Each year JBS pays out more than $100 million in paychecks to its 3,000 employees. It’s a huge chunk of the company’s operating costs. That could begin to change with JBS’ new venture into the world of robotics. “This is a very innovative and exciting company that we invested in,” JBS spokesman Cameron Bruett says of the company’s investment in Scott Technology. “And we’re excited to see what they’ll come up with.”
JBS is looking at how robots could fit into its lamb and pork plants first, Bruett says. Sheep and pigs tend to be more uniform than beef cattle. “Now when it comes to beef packing, beef processing, the fabrication of the animal, it’s very difficult to automate beef processing,” Bruett says. The various breeds of cattle brought into the plant also complicate the future of robots in meatpacking. Some days the plant breaks down the long, lanky bodies of Holsteins. Other days they’re working on sturdy, thickset Angus and Hereford. Robots would need the ability to adjust to the spectrum of cattle breeds.
The meatpacking robots of today use vision technology to slice and dice, but the key to butchery is touch, not sight. JBS’s beef division president, Bill Rupp, says right now, robots just can’t feel how deep a bone is, or expertly remove a filet mignon. “When you get into that detailed, skilled cutting, robots aren’t there yet. Someday, I’m sure they will be,” Rupp says. “It can’t do the fine cutting that you see on the fab floor, that’s one of the big challenges right now.” Robotic technology doesn’t have the fine motor skills that come easily to humans and there isn’t room for error.

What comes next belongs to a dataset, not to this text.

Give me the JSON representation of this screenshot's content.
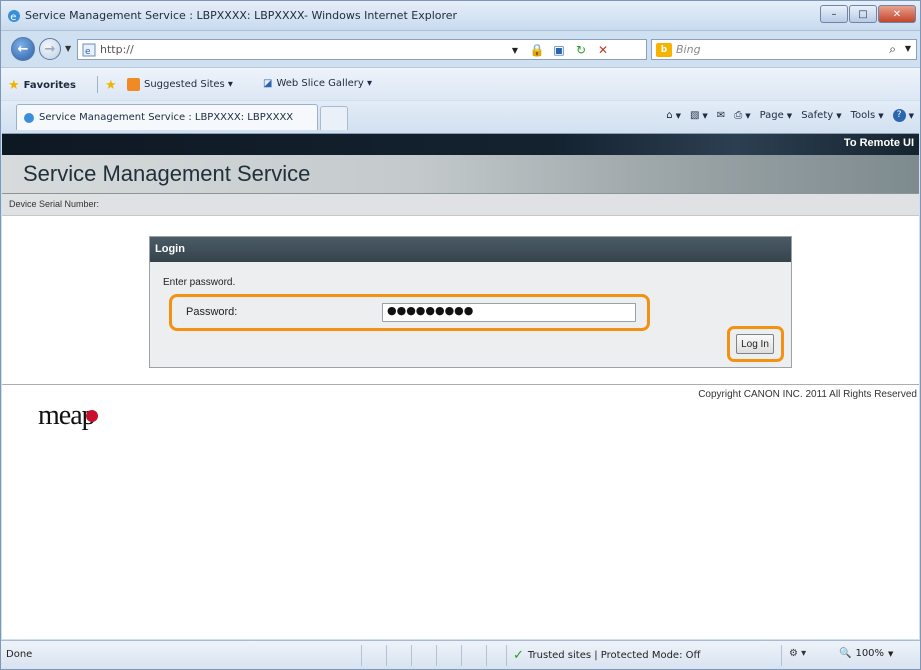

Some of the cuts being boxed up bring upward of $14 per pound, Rupp explains, so the key is being able to leave it on the meat and not on the bone. “I mean that’s how our business works.”
The technology isn’t quite ready for a massive roll out, but could the economics of widespread robotic use in the beef industry ever work? Not any time soon, says Don Stull, an anthropologist who spent 30 years studying the cultures of meatpacking towns at the University of Kansas. “Workers are really cheaper than machines,” Stull says. “Machines have to be maintained. They have to be taken good care of. And that’s not really true of workers. As long as there is a steady supply, workers are relatively inexpensive.” There’s a stream of immigrants and refugees, most from Somalia, Rwanda, El Salvador, and Guatemala, ready to put on the chainmail and pick up the knife, Stull says. In large, modern plants, companies pay less because the skill needed to work on the fabrication floor is so low. Some jobs take less than a week to fully master. Turnover in the industry is high, Stull points out, because of the physical demands. Slicing meat all day can lead to repetitive injuries. JBS employs an athletic trainer to keep employees limber and fit. Stull says it’s still common for workers to transfer jobs at the same plant to make better money or to just avoid falling apart. “After you do the same thing thousands of times a day, six days a week … your body wears down,” Stull says.

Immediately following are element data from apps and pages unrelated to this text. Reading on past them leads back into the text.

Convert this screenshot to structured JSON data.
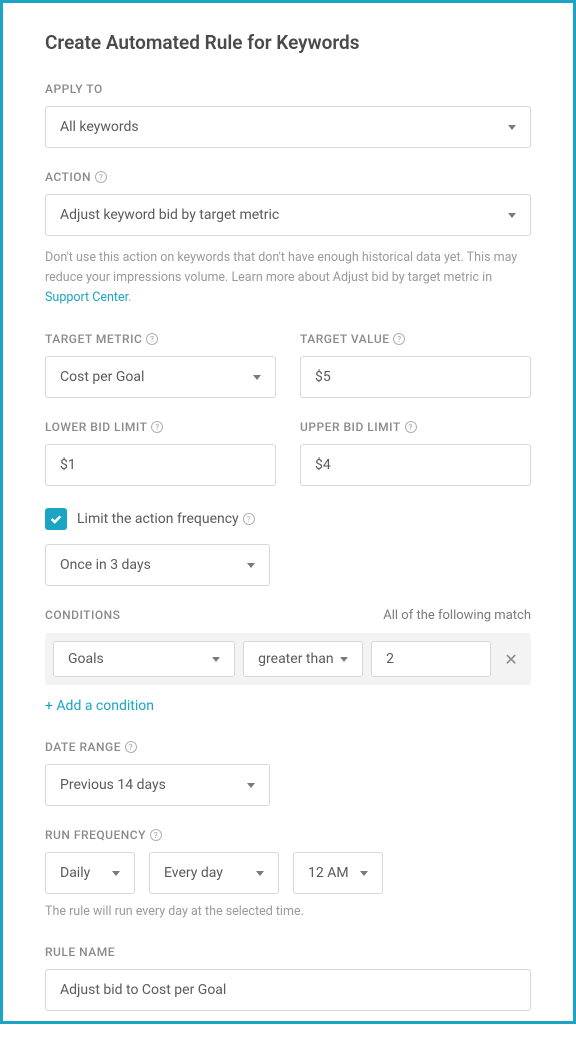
{
  "title": "Create Automated Rule for Keywords",
  "applyTo": {
    "label": "APPLY TO",
    "value": "All keywords"
  },
  "action": {
    "label": "ACTION",
    "value": "Adjust keyword bid by target metric",
    "hint_prefix": "Don't use this action on keywords that don't have enough historical data yet. This may reduce your impressions volume. Learn more about Adjust bid by target metric in ",
    "hint_link": "Support Center",
    "hint_suffix": "."
  },
  "targetMetric": {
    "label": "TARGET METRIC",
    "value": "Cost per Goal"
  },
  "targetValue": {
    "label": "TARGET VALUE",
    "value": "$5"
  },
  "lowerBid": {
    "label": "LOWER BID LIMIT",
    "value": "$1"
  },
  "upperBid": {
    "label": "UPPER BID LIMIT",
    "value": "$4"
  },
  "limitFrequency": {
    "checked": true,
    "label": "Limit the action frequency",
    "value": "Once in 3 days"
  },
  "conditions": {
    "label": "CONDITIONS",
    "sublabel": "All of the following match",
    "rows": [
      {
        "field": "Goals",
        "op": "greater than",
        "value": "2"
      }
    ],
    "addLabel": "+ Add a condition"
  },
  "dateRange": {
    "label": "DATE RANGE",
    "value": "Previous 14 days"
  },
  "runFrequency": {
    "label": "RUN FREQUENCY",
    "freq": "Daily",
    "day": "Every day",
    "time": "12 AM",
    "hint": "The rule will run every day at the selected time."
  },
  "ruleName": {
    "label": "RULE NAME",
    "value": "Adjust bid to Cost per Goal"
  }
}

While the industry says it has dramatically improved on worker safety over the years, meatpacking jobs consistently rank among the most hazardous in the country. Workers stand along conveyor belts on raised platforms, adjustable based on each person’s height. Those platforms were a big step in improving ergonomic conditions for workers, Danley says. Increased automation could ease some of those injuries.
Meat processing makes up a huge portion of Great Plains communities’ rural economies, what happens inside meat processing plants affects not only the companies involved, but the very culture of rural America.

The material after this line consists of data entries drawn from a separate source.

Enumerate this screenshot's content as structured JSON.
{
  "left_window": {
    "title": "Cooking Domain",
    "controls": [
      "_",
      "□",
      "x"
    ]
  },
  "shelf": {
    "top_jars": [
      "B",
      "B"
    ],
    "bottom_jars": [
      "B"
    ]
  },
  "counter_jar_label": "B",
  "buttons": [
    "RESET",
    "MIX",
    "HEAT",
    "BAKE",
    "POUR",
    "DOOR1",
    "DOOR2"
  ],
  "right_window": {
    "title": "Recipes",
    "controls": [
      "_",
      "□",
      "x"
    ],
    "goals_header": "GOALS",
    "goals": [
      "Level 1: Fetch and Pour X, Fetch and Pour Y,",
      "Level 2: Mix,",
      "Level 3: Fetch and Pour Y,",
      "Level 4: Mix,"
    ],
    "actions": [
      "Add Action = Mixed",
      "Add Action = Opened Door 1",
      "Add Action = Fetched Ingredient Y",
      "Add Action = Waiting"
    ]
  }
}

Until technology catches up in both skill and costs, meatpacking companies will continue hiring workers to turn cattle, chickens, and hogs into cuts of meat.